Use conservation of energy to predict the height the arrow will reach.
What it shows:
When the string of a bow and arrow is pulled from equilibrium, the elastic potential energy in the bow is converted to kinetic energy of the arrow when the string is released. When the arrow reaches the top of its flight, it has zero kinetic energy and the initial elastic potential energy is now gravitational potential energy of the arrow. Using conservation of energy, one can calculate how far the bow string must be pulled back in order for the arrow to reach a certain height (specifically, for the arrow to just touch the ceiling of the lecture hall).
How it works:
For safety purposes, the arrow has a tennis ball glued to its tip. With the bow pointing up and secured to a cart as pictured, weights are hung from the bow string. Measuring the displacement of the bow string as more weights are added shows that the bow obeys Hooke's Law. The graph shows displacement as a function of force. It is a linear relationship for reasonable displacements and the bow's stiffness, or force constant, can be deduced from the slope of the line. Knowing the force constant, one can then calculate how much work is done when the bow string is pulled a certain displacement. Alternatively, it's equal to the area under the curve.
Setting it up:
Use the "bow stringer" to string the bow (a 35# recurve York Crest bow of 64" length) with the 60" bowstring. The bow then gets clamped into a special mount made for this experiment. The mount may be attached to one of our demo carts or to the lecture bench. Once its location has been decided upon, one needs to measure (using the HiJacker) the distance from the tip of the arrow to the ceiling.
Having performed all the necessary measurements to determine the arrow's mass, the force constant of the bow, and the height one would like to shoot the arrow (all of which can be done before class if time is an issue), attach the trigger-release to the bow string and pull it back the calculated distance.

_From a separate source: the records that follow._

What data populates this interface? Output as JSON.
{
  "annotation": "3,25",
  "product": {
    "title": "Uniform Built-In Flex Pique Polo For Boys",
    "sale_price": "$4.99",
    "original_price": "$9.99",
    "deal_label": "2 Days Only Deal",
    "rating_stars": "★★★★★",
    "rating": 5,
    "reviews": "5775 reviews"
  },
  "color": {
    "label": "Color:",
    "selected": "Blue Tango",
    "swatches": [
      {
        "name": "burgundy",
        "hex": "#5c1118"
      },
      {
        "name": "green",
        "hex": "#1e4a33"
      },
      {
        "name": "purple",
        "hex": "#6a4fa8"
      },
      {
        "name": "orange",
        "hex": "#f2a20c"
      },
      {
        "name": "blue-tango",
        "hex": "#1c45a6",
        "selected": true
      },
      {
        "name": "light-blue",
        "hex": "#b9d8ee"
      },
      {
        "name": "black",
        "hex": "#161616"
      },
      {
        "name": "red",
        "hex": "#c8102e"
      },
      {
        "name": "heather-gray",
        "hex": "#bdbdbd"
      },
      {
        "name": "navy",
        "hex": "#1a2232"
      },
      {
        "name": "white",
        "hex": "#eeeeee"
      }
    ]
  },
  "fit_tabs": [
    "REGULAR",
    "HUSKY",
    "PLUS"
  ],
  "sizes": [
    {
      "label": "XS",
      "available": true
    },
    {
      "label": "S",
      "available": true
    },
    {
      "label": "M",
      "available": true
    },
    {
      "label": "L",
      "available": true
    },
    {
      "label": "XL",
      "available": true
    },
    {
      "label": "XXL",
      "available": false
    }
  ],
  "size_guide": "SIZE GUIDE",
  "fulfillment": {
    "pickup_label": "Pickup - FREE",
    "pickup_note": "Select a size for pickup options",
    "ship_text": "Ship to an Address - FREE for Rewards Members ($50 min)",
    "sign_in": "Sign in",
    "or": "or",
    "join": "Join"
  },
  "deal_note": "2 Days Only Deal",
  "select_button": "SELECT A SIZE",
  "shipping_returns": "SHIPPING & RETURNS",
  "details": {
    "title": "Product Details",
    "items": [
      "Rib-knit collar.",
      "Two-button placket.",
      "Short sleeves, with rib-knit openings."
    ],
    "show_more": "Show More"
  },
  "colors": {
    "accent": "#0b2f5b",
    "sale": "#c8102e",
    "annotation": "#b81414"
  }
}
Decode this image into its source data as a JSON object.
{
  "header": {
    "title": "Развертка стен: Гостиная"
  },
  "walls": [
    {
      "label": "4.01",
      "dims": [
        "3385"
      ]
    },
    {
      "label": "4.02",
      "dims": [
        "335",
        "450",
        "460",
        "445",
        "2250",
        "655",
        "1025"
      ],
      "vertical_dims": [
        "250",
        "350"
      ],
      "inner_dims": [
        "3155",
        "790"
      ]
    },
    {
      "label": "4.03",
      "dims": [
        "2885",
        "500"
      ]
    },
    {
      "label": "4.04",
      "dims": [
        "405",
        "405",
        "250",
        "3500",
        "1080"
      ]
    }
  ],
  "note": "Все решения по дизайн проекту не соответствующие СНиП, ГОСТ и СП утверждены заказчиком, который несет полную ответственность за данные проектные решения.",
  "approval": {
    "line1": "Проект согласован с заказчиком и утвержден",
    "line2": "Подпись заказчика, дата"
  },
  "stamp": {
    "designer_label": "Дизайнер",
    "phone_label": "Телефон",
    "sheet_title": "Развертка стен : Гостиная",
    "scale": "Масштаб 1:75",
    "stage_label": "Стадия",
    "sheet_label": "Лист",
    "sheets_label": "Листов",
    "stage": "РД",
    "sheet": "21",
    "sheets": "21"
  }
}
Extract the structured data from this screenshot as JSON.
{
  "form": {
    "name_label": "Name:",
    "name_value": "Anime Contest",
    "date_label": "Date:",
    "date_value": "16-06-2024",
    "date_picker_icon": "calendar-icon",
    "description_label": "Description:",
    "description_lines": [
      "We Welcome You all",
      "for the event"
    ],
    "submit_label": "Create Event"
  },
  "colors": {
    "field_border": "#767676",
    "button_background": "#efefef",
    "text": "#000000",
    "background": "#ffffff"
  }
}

The arrow is released when the trigger is touched.
Plotting the displacement of the bow string as successive 1 kg weights are added shows the force constant of the bow to be about 500 N/m.
As an example, pulling the bow string back 12.23 cm should propel the 87.57-gram arrow about 4.217 m high to just barely touch the ceiling. And it does!